=== SUPPLIED RECORDS ===

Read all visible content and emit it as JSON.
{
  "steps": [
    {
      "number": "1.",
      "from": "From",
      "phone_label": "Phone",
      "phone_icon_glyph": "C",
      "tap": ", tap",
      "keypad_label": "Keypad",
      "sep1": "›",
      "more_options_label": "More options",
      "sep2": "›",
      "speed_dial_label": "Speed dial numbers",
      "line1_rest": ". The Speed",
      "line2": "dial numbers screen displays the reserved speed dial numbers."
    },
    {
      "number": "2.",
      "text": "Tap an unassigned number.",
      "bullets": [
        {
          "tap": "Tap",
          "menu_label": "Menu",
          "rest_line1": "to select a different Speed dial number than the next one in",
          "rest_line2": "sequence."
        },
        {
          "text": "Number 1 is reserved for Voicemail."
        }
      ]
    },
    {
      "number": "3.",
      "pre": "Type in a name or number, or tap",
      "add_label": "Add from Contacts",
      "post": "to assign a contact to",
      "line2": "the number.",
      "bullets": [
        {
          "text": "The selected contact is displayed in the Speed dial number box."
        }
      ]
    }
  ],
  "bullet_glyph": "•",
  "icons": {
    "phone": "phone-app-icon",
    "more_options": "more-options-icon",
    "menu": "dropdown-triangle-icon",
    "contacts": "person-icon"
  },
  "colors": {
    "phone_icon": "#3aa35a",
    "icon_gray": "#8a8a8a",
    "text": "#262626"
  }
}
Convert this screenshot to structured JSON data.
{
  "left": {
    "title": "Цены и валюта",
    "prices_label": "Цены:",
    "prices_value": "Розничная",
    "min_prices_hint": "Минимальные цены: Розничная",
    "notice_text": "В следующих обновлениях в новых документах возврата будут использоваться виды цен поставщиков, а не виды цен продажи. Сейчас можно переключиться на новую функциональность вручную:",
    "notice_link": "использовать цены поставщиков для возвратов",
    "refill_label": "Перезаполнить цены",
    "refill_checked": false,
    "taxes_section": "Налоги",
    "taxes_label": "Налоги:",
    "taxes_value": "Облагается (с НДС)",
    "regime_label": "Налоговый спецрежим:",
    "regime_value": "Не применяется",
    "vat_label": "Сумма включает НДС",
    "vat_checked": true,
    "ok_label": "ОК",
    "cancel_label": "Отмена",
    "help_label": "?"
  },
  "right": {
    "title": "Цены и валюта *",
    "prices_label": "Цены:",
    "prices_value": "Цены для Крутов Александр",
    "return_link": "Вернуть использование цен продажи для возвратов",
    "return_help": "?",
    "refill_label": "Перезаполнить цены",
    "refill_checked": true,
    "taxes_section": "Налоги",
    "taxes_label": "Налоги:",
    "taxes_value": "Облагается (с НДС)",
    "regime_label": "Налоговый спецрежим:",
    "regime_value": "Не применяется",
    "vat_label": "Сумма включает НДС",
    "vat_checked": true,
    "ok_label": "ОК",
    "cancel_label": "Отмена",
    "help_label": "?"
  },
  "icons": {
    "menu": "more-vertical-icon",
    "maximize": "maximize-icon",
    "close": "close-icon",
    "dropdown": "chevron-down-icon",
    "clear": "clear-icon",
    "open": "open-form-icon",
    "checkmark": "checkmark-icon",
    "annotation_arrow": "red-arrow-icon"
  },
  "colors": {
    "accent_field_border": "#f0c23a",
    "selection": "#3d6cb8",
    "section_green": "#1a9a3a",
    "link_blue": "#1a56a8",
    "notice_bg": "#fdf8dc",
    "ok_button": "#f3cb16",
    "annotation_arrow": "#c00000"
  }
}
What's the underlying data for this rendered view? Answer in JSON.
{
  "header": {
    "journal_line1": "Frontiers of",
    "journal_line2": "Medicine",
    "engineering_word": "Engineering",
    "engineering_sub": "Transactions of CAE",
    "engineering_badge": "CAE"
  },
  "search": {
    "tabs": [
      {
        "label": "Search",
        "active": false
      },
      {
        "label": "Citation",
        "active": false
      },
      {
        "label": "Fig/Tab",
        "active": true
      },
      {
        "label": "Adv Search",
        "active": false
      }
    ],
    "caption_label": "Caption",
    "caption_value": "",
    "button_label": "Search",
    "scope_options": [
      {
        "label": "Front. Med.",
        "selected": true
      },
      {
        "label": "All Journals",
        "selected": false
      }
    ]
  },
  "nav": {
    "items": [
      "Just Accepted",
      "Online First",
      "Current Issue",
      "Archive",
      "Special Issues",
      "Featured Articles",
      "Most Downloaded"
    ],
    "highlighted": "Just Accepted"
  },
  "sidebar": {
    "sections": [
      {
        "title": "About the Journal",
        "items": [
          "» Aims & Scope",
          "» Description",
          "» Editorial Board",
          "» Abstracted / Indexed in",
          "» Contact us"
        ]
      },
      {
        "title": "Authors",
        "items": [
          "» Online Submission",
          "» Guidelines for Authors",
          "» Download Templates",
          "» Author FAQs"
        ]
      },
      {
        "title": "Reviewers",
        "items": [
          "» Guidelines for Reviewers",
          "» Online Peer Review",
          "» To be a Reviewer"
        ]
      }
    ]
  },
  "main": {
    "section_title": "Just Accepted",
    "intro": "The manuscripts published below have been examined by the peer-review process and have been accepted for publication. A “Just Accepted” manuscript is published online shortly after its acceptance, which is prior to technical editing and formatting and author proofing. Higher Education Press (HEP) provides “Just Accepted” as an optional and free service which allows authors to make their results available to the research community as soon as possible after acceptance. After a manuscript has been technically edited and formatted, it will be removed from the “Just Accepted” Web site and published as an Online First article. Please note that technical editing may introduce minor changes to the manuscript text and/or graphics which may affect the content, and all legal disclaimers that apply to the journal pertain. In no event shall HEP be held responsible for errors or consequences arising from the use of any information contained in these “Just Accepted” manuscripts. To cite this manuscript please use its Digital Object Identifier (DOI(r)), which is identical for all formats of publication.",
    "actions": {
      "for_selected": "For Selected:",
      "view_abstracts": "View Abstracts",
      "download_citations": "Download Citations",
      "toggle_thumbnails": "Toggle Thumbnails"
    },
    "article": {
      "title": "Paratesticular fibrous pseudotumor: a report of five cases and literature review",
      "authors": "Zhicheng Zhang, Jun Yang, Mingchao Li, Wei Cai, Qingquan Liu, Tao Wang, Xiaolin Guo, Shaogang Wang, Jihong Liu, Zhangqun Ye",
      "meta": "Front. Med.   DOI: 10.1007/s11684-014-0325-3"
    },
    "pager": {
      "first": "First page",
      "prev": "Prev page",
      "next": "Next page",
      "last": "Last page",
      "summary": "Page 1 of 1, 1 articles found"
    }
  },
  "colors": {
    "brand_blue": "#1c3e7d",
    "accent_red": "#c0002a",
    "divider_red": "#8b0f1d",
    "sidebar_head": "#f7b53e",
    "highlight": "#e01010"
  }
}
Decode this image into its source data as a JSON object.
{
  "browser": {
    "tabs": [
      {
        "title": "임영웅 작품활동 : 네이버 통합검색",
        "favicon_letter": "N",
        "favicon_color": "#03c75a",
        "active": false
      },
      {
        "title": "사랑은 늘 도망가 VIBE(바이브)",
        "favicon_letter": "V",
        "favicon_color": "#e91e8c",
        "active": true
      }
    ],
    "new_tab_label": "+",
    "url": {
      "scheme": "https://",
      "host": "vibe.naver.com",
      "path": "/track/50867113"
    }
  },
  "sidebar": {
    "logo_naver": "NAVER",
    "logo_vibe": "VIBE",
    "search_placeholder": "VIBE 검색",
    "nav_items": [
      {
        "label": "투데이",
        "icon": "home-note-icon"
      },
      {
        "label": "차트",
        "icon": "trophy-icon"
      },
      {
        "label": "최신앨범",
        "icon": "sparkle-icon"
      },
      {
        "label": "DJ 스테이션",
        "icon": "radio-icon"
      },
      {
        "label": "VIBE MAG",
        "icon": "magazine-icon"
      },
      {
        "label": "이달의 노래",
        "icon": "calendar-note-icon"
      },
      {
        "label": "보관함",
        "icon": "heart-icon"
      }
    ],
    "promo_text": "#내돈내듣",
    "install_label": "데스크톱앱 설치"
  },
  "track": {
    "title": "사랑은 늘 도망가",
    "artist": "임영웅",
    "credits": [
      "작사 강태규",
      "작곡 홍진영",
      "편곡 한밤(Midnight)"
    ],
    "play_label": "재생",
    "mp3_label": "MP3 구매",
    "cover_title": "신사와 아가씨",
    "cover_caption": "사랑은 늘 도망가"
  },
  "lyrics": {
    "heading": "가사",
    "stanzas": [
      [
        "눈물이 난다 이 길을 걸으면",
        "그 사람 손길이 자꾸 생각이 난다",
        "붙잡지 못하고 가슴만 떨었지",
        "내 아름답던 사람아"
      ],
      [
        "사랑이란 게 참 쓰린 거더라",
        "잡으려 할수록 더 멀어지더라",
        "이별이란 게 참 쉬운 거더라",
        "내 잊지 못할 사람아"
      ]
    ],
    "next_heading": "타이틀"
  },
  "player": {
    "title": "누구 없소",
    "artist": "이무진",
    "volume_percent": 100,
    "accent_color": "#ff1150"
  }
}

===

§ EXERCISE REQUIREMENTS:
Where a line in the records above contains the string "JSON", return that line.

§ ANSWER TO THE EXERCISE:
Read all visible content and emit it as JSON.
Convert this screenshot to structured JSON data.
What's the underlying data for this rendered view? Answer in JSON.
Decode this image into its source data as a JSON object.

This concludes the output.